The white field of the Colorado Springs flag is 22 by 46 units, with a blue border 4 units wide on all sides except the hoist, making overall a flag of 30 by 50 units. Indented 8 units from the hoist is a six-sided lozenge (called a “shield” in official descriptions) 20 units from top to bottom, and 11 units across, placed on the field equidistant from top and bottom of the flag. The hoist and fly sides of the lozenge are 12 units from top to bottom parallel to the flag’s width; the four remaining sides (two above and below) are 7 units each. The lozenge has a narrow green border of .8 units. The lower half of the lozenge’s field, a royal blue, is itself a lozenge, resulting in a chevron shape for the top half, which has a white field. In the top third of the blue portion are two gold trapezoidal ingots, placed on either side of the field. Below, in the lower third of the field, is another gold ingot, in the center. In the upper part of the lozenge is a gold sun rising, with five rays equidistant from each other. The sun is partially obscured by the upper point of the blue lozenge, which represents a mountain peak.
John M. Purcell, American City Flags, Raven 9-10, 2002-2003

Symbolism

According to the resolution of adoption:
The White Field is intended to represent the cleanliness and health of the City, and the Blue Border our Blue Skies; the Shield carries the Sun, of which we’re justly proud; the Mountain stands for Pikes Peak, and on it are pictured the gold ingots of our mining industries; the Green Band about the Shield represents the Park System surrounding the city.
John M. Purcell, American City Flags, Raven 9-10, 2002-2003

Selection

Presented to council by the Civic League.
Flag adopted: 26 July 1912 (official).
John M. Purcell, American City Flags, Raven 9-10, 2002-2003

Designer

Dr. Caroline Spencer and the Civic League.
John M. Purcell, American City Flags, Raven 9-10, 2002-2003

More about the Flag

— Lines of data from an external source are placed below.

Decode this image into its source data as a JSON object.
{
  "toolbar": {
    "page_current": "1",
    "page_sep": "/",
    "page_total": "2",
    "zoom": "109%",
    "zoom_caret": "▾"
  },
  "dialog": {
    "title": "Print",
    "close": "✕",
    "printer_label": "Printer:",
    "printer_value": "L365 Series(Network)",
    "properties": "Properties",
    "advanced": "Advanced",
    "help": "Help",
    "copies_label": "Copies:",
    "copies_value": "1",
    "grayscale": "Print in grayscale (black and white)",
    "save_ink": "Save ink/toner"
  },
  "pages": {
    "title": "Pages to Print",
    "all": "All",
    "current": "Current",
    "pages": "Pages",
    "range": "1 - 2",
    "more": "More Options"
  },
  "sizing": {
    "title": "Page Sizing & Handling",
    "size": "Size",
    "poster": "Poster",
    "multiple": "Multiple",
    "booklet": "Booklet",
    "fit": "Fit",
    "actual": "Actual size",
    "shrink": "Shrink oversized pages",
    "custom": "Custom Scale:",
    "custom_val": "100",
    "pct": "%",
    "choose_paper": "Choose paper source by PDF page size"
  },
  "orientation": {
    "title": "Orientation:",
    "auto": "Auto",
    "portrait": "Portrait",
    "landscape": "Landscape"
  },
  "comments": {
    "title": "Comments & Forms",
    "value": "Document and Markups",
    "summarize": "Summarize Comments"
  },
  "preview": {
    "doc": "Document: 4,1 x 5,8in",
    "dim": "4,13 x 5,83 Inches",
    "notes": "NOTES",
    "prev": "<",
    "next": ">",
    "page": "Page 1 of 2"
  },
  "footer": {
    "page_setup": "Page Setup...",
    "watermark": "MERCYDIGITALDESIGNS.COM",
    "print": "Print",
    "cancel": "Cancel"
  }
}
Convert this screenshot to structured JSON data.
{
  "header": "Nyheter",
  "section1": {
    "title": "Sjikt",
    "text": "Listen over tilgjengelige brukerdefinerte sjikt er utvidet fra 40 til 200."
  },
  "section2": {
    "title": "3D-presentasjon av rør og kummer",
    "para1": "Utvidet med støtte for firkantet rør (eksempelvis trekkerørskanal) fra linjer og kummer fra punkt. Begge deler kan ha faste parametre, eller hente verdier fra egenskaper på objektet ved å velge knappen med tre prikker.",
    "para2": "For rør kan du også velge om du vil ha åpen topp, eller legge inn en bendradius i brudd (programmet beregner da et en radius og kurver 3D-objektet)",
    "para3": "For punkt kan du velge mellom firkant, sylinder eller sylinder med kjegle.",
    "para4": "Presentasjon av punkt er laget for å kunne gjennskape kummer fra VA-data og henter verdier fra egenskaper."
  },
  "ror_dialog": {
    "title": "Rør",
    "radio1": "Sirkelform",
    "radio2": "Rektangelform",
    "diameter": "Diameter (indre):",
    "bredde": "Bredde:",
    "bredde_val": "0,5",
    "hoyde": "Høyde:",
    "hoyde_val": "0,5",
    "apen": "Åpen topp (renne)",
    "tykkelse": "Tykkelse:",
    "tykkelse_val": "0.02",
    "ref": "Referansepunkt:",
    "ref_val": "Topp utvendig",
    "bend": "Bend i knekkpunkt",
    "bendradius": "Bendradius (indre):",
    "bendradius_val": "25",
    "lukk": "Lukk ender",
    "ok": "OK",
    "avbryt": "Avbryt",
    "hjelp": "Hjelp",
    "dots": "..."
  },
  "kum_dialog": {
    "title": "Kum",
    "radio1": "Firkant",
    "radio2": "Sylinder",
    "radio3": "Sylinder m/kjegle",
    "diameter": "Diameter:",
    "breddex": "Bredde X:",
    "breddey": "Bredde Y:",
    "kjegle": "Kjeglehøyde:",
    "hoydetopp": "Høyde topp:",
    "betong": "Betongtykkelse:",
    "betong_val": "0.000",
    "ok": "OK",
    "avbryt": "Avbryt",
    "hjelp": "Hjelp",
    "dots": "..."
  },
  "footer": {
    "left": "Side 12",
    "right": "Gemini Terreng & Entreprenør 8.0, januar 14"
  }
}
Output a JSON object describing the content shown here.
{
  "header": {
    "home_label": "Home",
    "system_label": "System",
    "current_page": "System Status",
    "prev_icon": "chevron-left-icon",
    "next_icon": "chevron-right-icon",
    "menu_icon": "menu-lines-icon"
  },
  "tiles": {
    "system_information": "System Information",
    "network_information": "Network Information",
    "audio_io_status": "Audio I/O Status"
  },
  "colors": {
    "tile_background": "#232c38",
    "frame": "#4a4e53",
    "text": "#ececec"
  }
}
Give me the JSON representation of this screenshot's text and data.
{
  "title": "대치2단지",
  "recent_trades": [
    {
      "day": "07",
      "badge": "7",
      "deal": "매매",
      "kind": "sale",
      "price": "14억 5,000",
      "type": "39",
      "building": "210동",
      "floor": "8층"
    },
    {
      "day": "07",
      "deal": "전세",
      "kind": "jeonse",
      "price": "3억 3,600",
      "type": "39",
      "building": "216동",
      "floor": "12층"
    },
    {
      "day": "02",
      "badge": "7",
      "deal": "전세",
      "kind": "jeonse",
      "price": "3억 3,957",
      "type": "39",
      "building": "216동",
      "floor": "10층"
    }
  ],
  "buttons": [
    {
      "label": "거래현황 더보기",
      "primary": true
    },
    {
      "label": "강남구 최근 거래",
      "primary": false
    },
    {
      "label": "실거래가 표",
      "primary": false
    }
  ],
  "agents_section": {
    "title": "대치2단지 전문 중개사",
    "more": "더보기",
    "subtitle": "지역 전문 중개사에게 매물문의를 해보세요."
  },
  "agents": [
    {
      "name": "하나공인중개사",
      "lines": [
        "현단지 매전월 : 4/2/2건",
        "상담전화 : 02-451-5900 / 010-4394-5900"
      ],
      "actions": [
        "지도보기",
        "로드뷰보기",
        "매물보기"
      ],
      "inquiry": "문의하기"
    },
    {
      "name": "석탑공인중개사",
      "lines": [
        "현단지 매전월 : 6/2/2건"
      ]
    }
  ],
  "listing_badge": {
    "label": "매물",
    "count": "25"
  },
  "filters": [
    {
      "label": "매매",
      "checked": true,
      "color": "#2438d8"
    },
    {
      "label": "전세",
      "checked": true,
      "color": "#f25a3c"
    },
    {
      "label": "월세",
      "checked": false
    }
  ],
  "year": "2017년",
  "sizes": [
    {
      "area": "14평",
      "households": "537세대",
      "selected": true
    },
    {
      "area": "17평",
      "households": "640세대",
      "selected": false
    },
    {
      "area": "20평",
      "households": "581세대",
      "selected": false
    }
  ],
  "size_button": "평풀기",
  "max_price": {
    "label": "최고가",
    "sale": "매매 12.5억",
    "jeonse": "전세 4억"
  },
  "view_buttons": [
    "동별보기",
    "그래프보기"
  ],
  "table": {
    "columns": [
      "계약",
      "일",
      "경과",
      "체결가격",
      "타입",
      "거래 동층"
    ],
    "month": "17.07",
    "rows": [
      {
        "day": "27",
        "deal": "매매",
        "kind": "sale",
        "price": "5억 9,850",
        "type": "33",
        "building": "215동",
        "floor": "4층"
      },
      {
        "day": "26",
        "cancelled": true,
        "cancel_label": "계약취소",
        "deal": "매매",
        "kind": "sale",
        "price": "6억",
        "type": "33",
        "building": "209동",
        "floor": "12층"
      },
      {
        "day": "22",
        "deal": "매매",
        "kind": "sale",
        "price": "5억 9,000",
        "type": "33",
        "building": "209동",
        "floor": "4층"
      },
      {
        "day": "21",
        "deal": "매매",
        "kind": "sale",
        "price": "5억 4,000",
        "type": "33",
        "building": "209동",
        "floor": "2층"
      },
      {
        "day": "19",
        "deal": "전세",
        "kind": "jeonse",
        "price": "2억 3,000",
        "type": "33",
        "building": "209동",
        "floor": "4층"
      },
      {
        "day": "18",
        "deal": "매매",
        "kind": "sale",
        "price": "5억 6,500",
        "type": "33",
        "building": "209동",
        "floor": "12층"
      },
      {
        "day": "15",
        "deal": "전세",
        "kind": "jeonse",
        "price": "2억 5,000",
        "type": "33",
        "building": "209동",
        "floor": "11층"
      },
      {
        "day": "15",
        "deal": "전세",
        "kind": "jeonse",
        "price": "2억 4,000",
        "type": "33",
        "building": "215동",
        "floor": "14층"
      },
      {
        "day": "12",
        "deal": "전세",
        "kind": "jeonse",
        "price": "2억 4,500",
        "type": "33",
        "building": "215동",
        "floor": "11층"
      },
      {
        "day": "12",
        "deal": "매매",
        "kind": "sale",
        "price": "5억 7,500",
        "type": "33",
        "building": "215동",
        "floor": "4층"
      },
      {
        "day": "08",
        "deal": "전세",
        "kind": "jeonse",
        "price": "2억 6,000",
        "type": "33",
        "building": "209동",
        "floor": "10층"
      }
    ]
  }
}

When the flag was presented to city council, some council members suggested that “C. S.”, the city’s initials, be included in the design. The Civic League, ahead of its time with respect to flag design, opposed the idea, and it was dropped. However, when the flag was first flown, shortly after adoption, it caused so much comment and consternation that the administration folded the flag and stored it away. It did not fly again for nearly 70 years.
John M. Purcell, American City Flags, Raven 9-10, 2002-2003